Yesterday’s decision by the California Supreme Court, overturning the state’s ban on gay marriage, has launched widespread speculation about how the ruling will affect the upcoming election.
We all remember how Bush and the Republican Party pushed the issue of gay marriage relentlessly during the 2004 campaign. To some observers, the boost in voter turnout among social conservatives — motivated by their opposition to same-sex marriage — was the decisive factor tipping the election to Bush.
Could the same thing to happen again this year?
To date, social conservatives have been somewhat lukewarm in their support of John McCain; his position on gay marriage may be one of the reasons why.
In 2004, John McCain opposed the constitutional amendment proposed by President Bush that would have banned same-sex marriage. McCain’s stance on the issue is similar to the two Democratic candidates; all three oppose same-sex marriage but support civil unions that would offer gay partners the same rights as married couples.

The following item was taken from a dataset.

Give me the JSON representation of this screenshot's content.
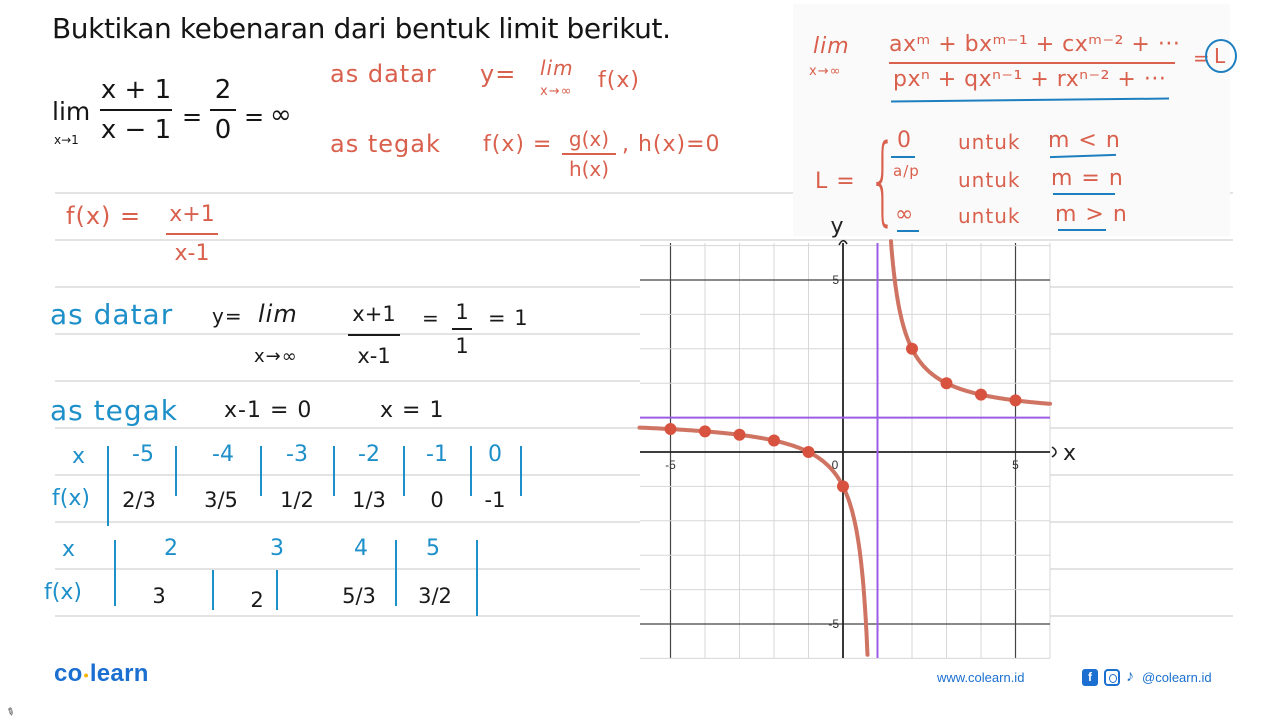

Of course, McCain has a distinct tendency to reverse positions and pander to the far right when he believes it will benefit him politically.
McCain voted against and publicly criticized the 2001 and 2003 Bush tax cuts for being skewed towards the wealthy. However, McCain now claims that the same tax cuts he once opposed must be made permanent.
During the 2000 campaign, McCain famously attacked Jerry Falwell and Pat Robertson as “agents of intolerance.” Six years later, McCain delivered the commencement address at Falwell’s Liberty University, which culminated his open courting of the religious right.
Will McCain now alter his stance on gay marriage in an effort to galvanize social conservatives?